My father had hearing loss, as did his mother. It was genetic and got passed on to me in my mid-20s. I was reluctant to accept it. I had watched hearing loss tear apart my father’s life – leading to problems at work, social isolation and sadness. I was terrified that my life would be the same. So I hid it, ignoring my hearing loss and hoping it would go away. It did not. In fact, it got worse, and I was forced to get hearing aids. But I hated to wear them. I was scared and ashamed. I hid them as best I could and never mentioned them.
But then I had children and everything changed. My hearing loss is genetic so I worry that I may have passed it onto them. Since it is adult-onset, we won’t know for 15 years or so. I saw them watching me hide my hearing loss and knew I was passing on a legacy of stigma and shame. This was not something I wanted to do. I needed to accept my hearing loss. So I did.
I have not looked back and am now active as a hearing health advocate. I serve on the board of two leading hearing loss organizations – Hearing Health Foundation and Hearing Loss Association of America. I also write a weekly blog at www.LivingWithHearingLoss.com, where I share the ups and downs of my life with hearing loss and provide tips for living better. I hope that by sharing my story, I will inspire others to live more comfortably with their own hearing loss.

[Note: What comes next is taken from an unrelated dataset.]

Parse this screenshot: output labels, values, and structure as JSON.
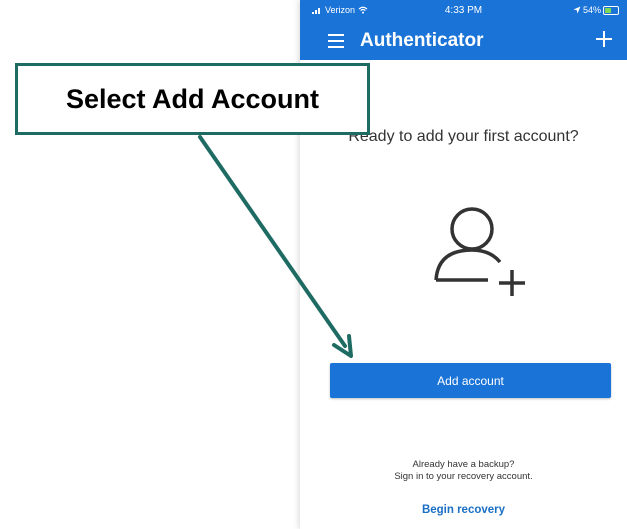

Supporting scientific research about hearing loss is very important to me. Only through research, will scientists discover new ways to prevent, treat and cure hearing loss for the more than 50 million Americans that suffer from it. Most of this research is focused on regenerating the delicate hair cells of the inner ear that are damaged through noise induced hearing loss or aging. So when I came across Dr. Nico Grillet’s work (on Facebook of all places!) on the genetic predispositions and causes of hearing loss, I was intrigued.

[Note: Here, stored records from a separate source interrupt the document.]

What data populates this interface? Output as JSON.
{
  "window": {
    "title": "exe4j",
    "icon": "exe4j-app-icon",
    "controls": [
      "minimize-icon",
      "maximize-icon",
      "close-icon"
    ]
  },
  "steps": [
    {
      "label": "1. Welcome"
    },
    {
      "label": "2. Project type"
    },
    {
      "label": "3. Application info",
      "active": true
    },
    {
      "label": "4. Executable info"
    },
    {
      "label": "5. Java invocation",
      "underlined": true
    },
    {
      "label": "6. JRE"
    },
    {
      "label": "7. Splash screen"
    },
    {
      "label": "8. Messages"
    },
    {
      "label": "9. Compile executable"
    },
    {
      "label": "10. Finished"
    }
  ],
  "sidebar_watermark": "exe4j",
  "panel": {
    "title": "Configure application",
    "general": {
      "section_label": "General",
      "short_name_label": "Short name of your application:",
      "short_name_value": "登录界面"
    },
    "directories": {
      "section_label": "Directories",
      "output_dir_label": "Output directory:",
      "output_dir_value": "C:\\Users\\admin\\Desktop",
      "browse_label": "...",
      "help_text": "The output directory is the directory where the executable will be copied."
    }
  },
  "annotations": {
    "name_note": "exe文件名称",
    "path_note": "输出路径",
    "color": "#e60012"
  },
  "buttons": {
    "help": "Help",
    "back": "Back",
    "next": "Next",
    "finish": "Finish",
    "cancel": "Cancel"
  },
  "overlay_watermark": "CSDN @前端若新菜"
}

I reached out to Stanford and last summer, I had the chance to meet Nico and tour his lab. I was very impressed. Not only was Nico smart, creative and organized, he was also incredibly passionate about his work. I knew that he would work tirelessly to tackle the very complex research problems involved in the study of genetic hearing loss, and that he would partner with others in the field to accelerate the timetable to solutions.

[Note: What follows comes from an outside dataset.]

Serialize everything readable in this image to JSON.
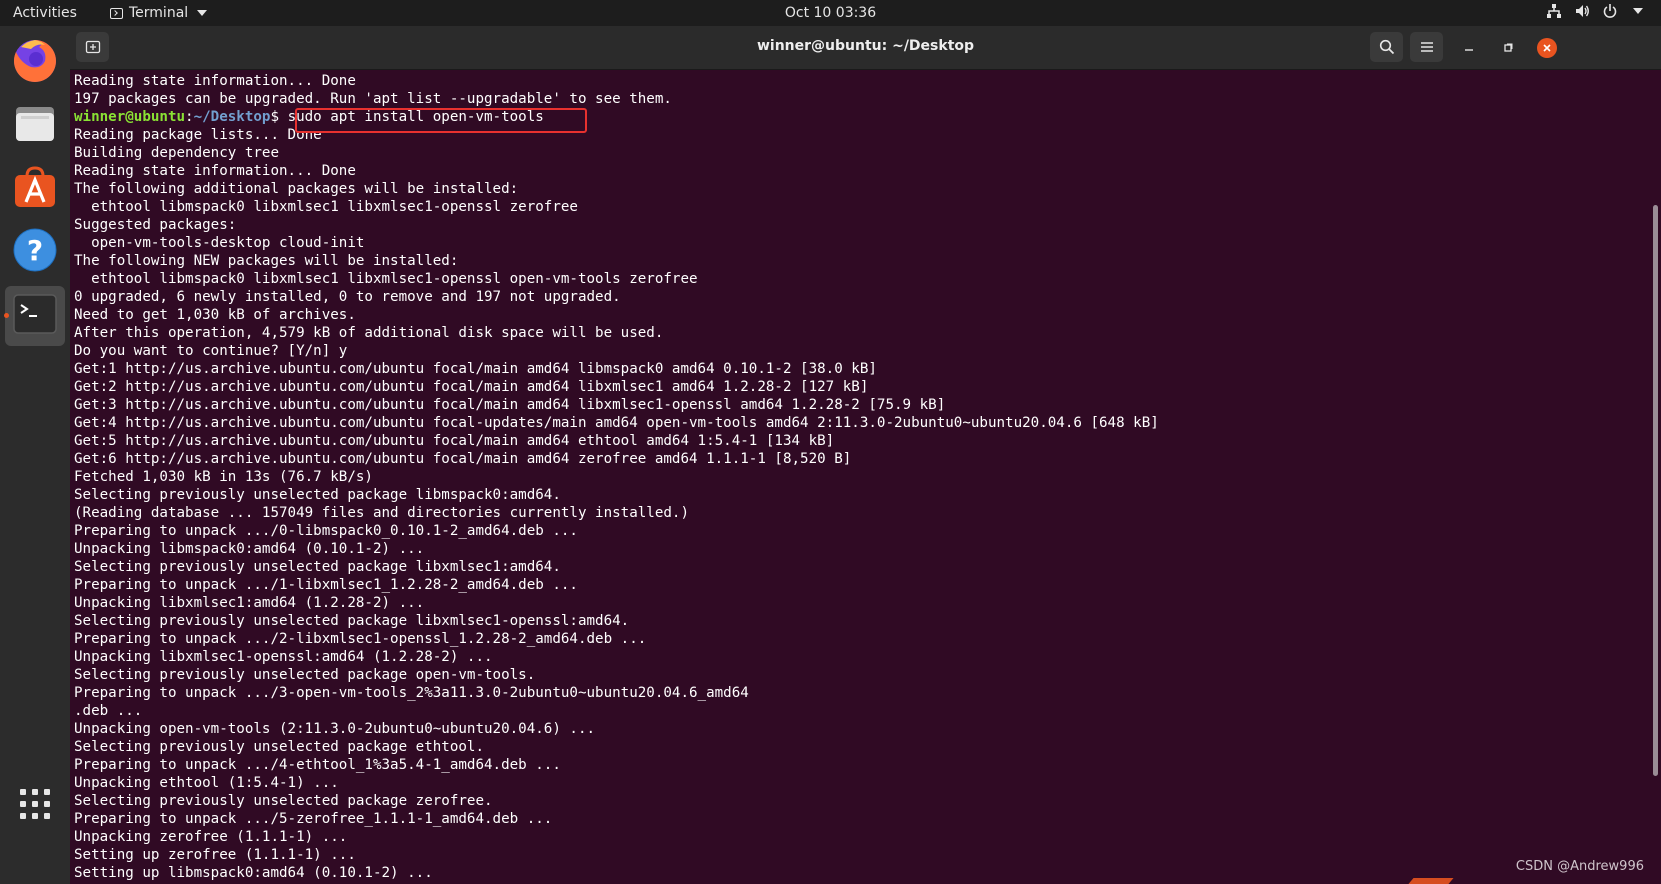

My husband and I were incredibly pleased to offer Nico the financial backing to jump-start his lab and his important hearing research at Stanford. We will be watching proudly as he continues to make progress in his work and in his career. I encourage anyone who is touched by hearing loss to consider supporting this important work, in whatever way is most meaningful to you.